Iowa Inheritance Tax
The inheritance tax of Iowa is imposed on the right of the beneficiary to inherit property or money. In this regard it is different from the Federal Estate Tax, which is charged on the whole property of the deceased person. The Iowa laws specify that in the absence of a will, the property will be distributed accordingly.
The inheritance tax return of Iowa must show the total money value of the estate and the types of property held in the estate. The debts, liabilities and deductions must also be included. All the property of the deceased as a whole is known as the gross estate.
The profit-sharing plans, pensions, and insurance policies may also be included in inheritance tax returns.
Iowa calculates a property's value in the following way:
- The conventional method is to take into account the market value of the property as it stands on the day of death of the person
- The market value of the property of the deceased person six months after his death can also be taken into account
The inheritance tax exemptions of Iowa are as follows:
- The surviving spouse, parents, children, grandparents, and grandchildren are not required to pay inheritance tax after July 1997 on inheritance
- Annual gifts of amounts lesser than $12,000 are not taxed
- No taxes are collected on estate property of less than $25,000 value
- Proceeds of insurance to a beneficiary are also not taxed

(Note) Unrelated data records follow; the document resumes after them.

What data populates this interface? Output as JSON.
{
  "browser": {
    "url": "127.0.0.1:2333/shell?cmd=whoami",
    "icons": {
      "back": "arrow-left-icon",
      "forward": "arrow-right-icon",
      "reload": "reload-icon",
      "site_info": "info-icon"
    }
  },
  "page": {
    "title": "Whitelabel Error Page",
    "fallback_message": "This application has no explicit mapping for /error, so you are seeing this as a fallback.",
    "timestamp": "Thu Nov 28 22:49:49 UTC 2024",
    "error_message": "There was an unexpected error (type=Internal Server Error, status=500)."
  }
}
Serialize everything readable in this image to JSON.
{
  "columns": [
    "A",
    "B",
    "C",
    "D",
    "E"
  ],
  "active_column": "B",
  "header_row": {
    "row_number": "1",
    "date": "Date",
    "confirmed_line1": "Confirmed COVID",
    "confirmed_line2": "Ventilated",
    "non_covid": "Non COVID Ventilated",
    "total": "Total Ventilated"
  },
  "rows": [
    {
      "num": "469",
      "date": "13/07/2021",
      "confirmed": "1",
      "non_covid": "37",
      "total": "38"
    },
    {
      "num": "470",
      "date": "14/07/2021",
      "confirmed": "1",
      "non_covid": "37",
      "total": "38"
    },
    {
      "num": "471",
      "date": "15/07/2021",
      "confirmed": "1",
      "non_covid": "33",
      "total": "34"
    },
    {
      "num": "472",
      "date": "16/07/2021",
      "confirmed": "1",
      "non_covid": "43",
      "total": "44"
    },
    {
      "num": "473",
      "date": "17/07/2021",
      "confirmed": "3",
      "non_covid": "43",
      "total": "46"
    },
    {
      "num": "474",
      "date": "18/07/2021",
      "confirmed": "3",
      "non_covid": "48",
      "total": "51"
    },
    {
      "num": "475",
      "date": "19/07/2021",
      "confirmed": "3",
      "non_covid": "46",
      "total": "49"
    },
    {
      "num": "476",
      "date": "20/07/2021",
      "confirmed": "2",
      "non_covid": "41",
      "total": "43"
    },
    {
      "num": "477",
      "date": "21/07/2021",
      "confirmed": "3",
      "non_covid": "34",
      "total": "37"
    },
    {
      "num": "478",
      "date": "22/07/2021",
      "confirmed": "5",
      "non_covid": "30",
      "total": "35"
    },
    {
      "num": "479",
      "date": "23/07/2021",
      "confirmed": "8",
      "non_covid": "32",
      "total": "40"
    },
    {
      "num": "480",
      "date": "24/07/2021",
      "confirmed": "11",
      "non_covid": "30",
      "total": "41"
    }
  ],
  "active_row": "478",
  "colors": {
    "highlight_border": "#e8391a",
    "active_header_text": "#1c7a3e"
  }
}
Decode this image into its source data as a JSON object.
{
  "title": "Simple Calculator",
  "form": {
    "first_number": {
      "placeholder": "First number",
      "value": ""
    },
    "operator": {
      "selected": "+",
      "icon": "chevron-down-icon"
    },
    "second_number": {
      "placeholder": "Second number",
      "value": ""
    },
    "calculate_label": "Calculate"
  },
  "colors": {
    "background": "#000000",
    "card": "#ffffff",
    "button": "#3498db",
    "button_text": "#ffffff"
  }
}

- Retirement annuities and employee pension annuities are free of tax
Iowa's inheritance tax is collected by the Iowa Department of Revenue.